1. Make sure to leave your empty shopping carts in the special needs parking space. Hey, no one was using it anyway.
2. Always park in the special needs space and if that is not available park as close as you possibly can to it.
3. This is an especially good one. If you have a wheelchair user in your family that you see regularly, don't even consider making entry into your home more accessible. Because you really don't have the time to consider affordable ramps like this.
4. Ignore the wheelchair user in all conversations and only focus on communicating with their parent or the able bodied people around them.
5. Don't bother buying the child with special needs anything but grey utility sweatpants and sweatshirts for gifts. After all, isn't that the best thing to dress a person with special needs in?
6. Ask a person who uses a voice output device a question but don't wait for the answer. Just as they have completed their response after laborious motor planning, turn away and miss the whole thing. Do this several times so that your sincerity really shows.
7. Turn around and frown at the differently abled person when they are participating in community gatherings, because they are ruining your day.
8. Additionally, make sure to shoo your children away from the wheelchair user on the playground, because (loud whisper) what if it's catching?
9. Yell at a parent or caregiver of a wheelchair user for parking in the special needs parking space because clearly the caregiver can walk. What right do they have to use that space....even if the wheelchair user is actually in the car with them (at the pharmacy picking up meds that the pharmacist was actually coming out of the store to give them)? But still those spaces are for handicappers only.

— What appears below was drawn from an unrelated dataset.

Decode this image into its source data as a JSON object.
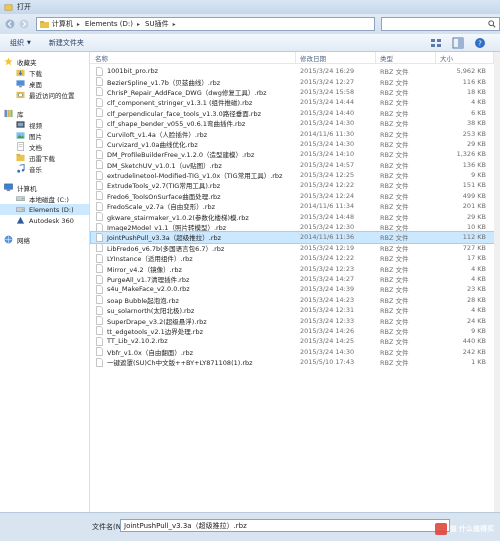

10. Use the word "retard" in any context.
Note these top 10 are not in order of importance - they are all important. Also this list is garnered from my own and my friends experiences. For all of those close relatives and close friends who have considered ramps and slowing their pace down and are just sensitive in general to their differently abled relative or friend, god bless you. And please consider holding classes for the not so naturally compassionate.
*You'll have to forgive my sarcasm in this post. A situation similar to the 10 I have listed above just happened to us this same day.